*Given data*.
▼
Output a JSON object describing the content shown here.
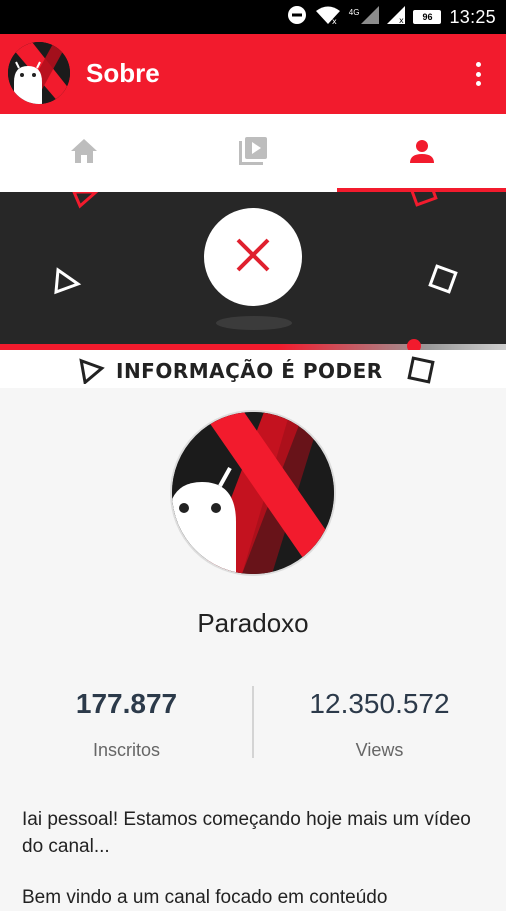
{
  "status_bar": {
    "time": "13:25",
    "battery": "96",
    "network": "4G",
    "icons": [
      "do-not-disturb-icon",
      "wifi-icon",
      "signal-icon",
      "signal-icon",
      "battery-icon"
    ]
  },
  "app_bar": {
    "title": "Sobre",
    "menu_icon": "more-vert-icon"
  },
  "tabs": [
    {
      "icon": "home-icon",
      "active": false
    },
    {
      "icon": "video-library-icon",
      "active": false
    },
    {
      "icon": "person-icon",
      "active": true
    }
  ],
  "banner": {
    "motto": "INFORMAÇÃO É PODER"
  },
  "profile": {
    "name": "Paradoxo",
    "subscribers_value": "177.877",
    "subscribers_label": "Inscritos",
    "views_value": "12.350.572",
    "views_label": "Views"
  },
  "description": {
    "line1": "Iai pessoal! Estamos começando hoje mais um vídeo do canal...",
    "line2": "Bem vindo a um canal focado em conteúdo"
  },
  "colors": {
    "accent": "#f21b2d",
    "banner_bg": "#272727",
    "stat_text": "#2c3a4a"
  }
}
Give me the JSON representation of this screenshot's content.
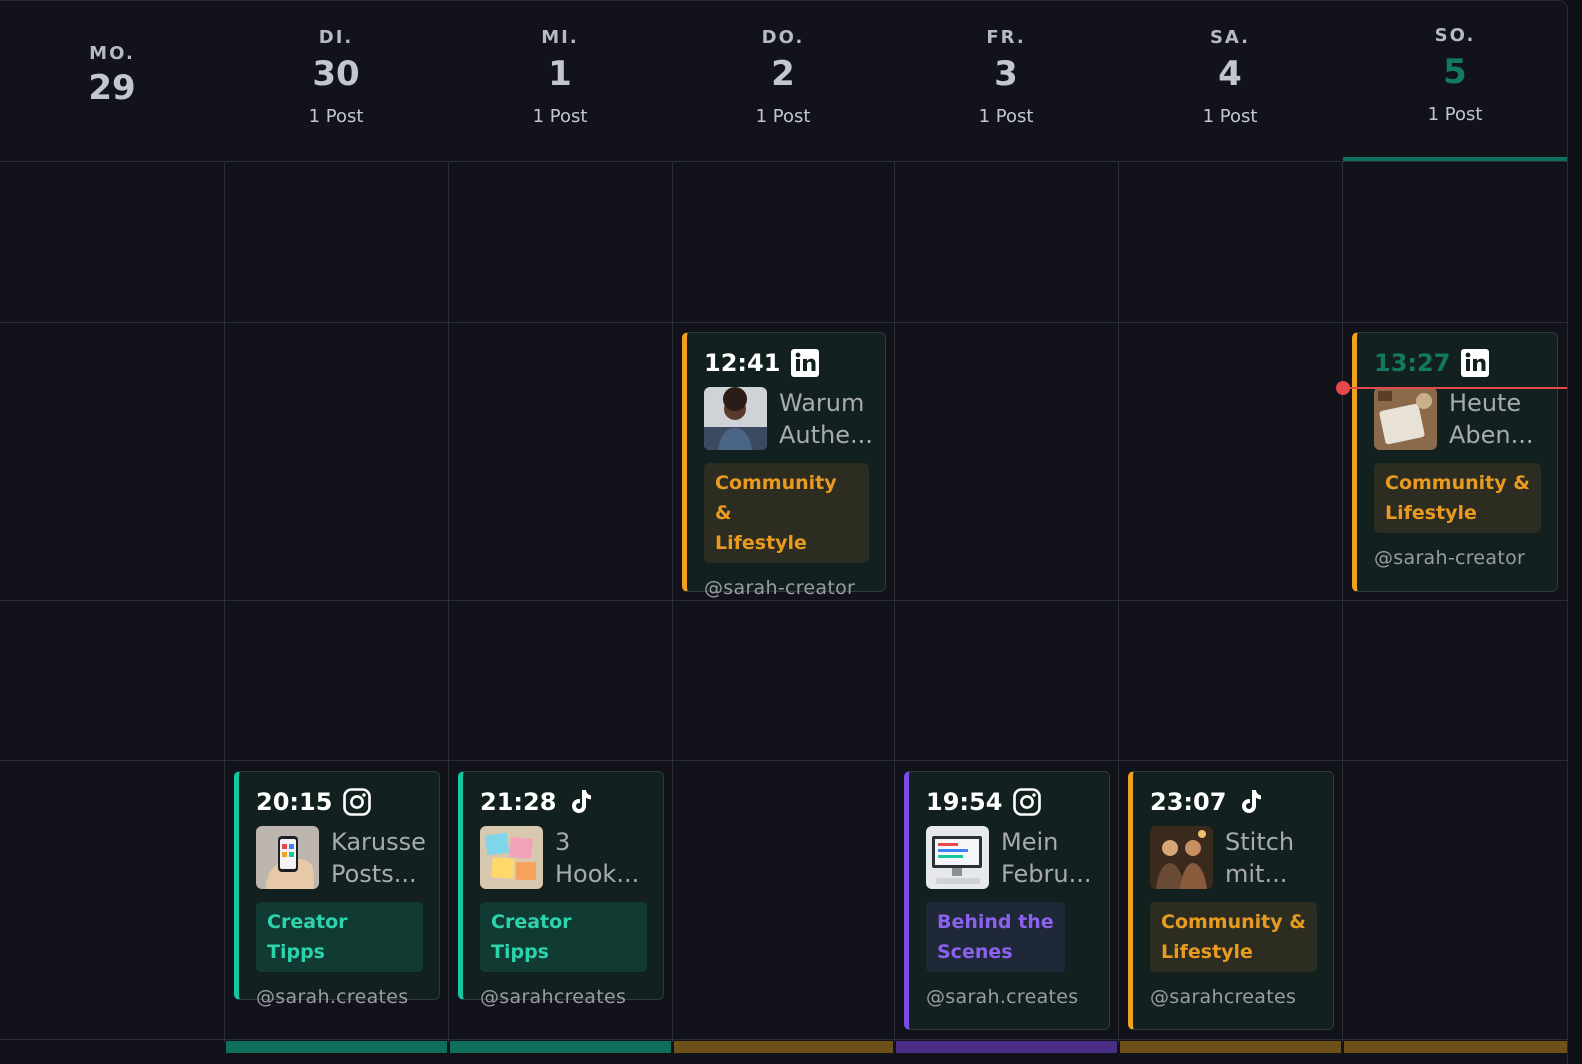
{
  "days": [
    {
      "dow": "MO.",
      "num": "29",
      "count": ""
    },
    {
      "dow": "DI.",
      "num": "30",
      "count": "1 Post"
    },
    {
      "dow": "MI.",
      "num": "1",
      "count": "1 Post"
    },
    {
      "dow": "DO.",
      "num": "2",
      "count": "1 Post"
    },
    {
      "dow": "FR.",
      "num": "3",
      "count": "1 Post"
    },
    {
      "dow": "SA.",
      "num": "4",
      "count": "1 Post"
    },
    {
      "dow": "SO.",
      "num": "5",
      "count": "1 Post"
    }
  ],
  "posts": [
    {
      "time": "12:41",
      "platform": "linkedin-icon",
      "title": "Warum\nAuthe...",
      "tag": "Community &\nLifestyle",
      "handle": "@sarah-creator"
    },
    {
      "time": "13:27",
      "platform": "linkedin-icon",
      "title": "Heute\nAben...",
      "tag": "Community &\nLifestyle",
      "handle": "@sarah-creator"
    },
    {
      "time": "20:15",
      "platform": "instagram-icon",
      "title": "Karusse\nPosts...",
      "tag": "Creator Tipps",
      "handle": "@sarah.creates"
    },
    {
      "time": "21:28",
      "platform": "tiktok-icon",
      "title": "3\nHook...",
      "tag": "Creator Tipps",
      "handle": "@sarahcreates"
    },
    {
      "time": "19:54",
      "platform": "instagram-icon",
      "title": "Mein\nFebru...",
      "tag": "Behind the\nScenes",
      "handle": "@sarah.creates"
    },
    {
      "time": "23:07",
      "platform": "tiktok-icon",
      "title": "Stitch\nmit...",
      "tag": "Community &\nLifestyle",
      "handle": "@sarahcreates"
    }
  ],
  "colors": {
    "teal": "#16c6a2",
    "orange": "#f0a020",
    "purple": "#7c4de6",
    "today": "#127a63",
    "now": "#e5484d"
  }
}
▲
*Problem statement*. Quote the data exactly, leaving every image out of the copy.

*Solution*.
Output a JSON object describing the content shown here.
{
  "status_bar": {
    "time": "13:25",
    "battery": "96",
    "network": "4G",
    "icons": [
      "do-not-disturb-icon",
      "wifi-icon",
      "signal-icon",
      "signal-icon",
      "battery-icon"
    ]
  },
  "app_bar": {
    "title": "Sobre",
    "menu_icon": "more-vert-icon"
  },
  "tabs": [
    {
      "icon": "home-icon",
      "active": false
    },
    {
      "icon": "video-library-icon",
      "active": false
    },
    {
      "icon": "person-icon",
      "active": true
    }
  ],
  "banner": {
    "motto": "INFORMAÇÃO É PODER"
  },
  "profile": {
    "name": "Paradoxo",
    "subscribers_value": "177.877",
    "subscribers_label": "Inscritos",
    "views_value": "12.350.572",
    "views_label": "Views"
  },
  "description": {
    "line1": "Iai pessoal! Estamos começando hoje mais um vídeo do canal...",
    "line2": "Bem vindo a um canal focado em conteúdo"
  },
  "colors": {
    "accent": "#f21b2d",
    "banner_bg": "#272727",
    "stat_text": "#2c3a4a"
  }
}
Give me the JSON representation of this screenshot's content.
{
  "days": [
    {
      "dow": "MO.",
      "num": "29",
      "count": ""
    },
    {
      "dow": "DI.",
      "num": "30",
      "count": "1 Post"
    },
    {
      "dow": "MI.",
      "num": "1",
      "count": "1 Post"
    },
    {
      "dow": "DO.",
      "num": "2",
      "count": "1 Post"
    },
    {
      "dow": "FR.",
      "num": "3",
      "count": "1 Post"
    },
    {
      "dow": "SA.",
      "num": "4",
      "count": "1 Post"
    },
    {
      "dow": "SO.",
      "num": "5",
      "count": "1 Post"
    }
  ],
  "posts": [
    {
      "time": "12:41",
      "platform": "linkedin-icon",
      "title": "Warum\nAuthe...",
      "tag": "Community &\nLifestyle",
      "handle": "@sarah-creator"
    },
    {
      "time": "13:27",
      "platform": "linkedin-icon",
      "title": "Heute\nAben...",
      "tag": "Community &\nLifestyle",
      "handle": "@sarah-creator"
    },
    {
      "time": "20:15",
      "platform": "instagram-icon",
      "title": "Karusse\nPosts...",
      "tag": "Creator Tipps",
      "handle": "@sarah.creates"
    },
    {
      "time": "21:28",
      "platform": "tiktok-icon",
      "title": "3\nHook...",
      "tag": "Creator Tipps",
      "handle": "@sarahcreates"
    },
    {
      "time": "19:54",
      "platform": "instagram-icon",
      "title": "Mein\nFebru...",
      "tag": "Behind the\nScenes",
      "handle": "@sarah.creates"
    },
    {
      "time": "23:07",
      "platform": "tiktok-icon",
      "title": "Stitch\nmit...",
      "tag": "Community &\nLifestyle",
      "handle": "@sarahcreates"
    }
  ],
  "colors": {
    "teal": "#16c6a2",
    "orange": "#f0a020",
    "purple": "#7c4de6",
    "today": "#127a63",
    "now": "#e5484d"
  }
}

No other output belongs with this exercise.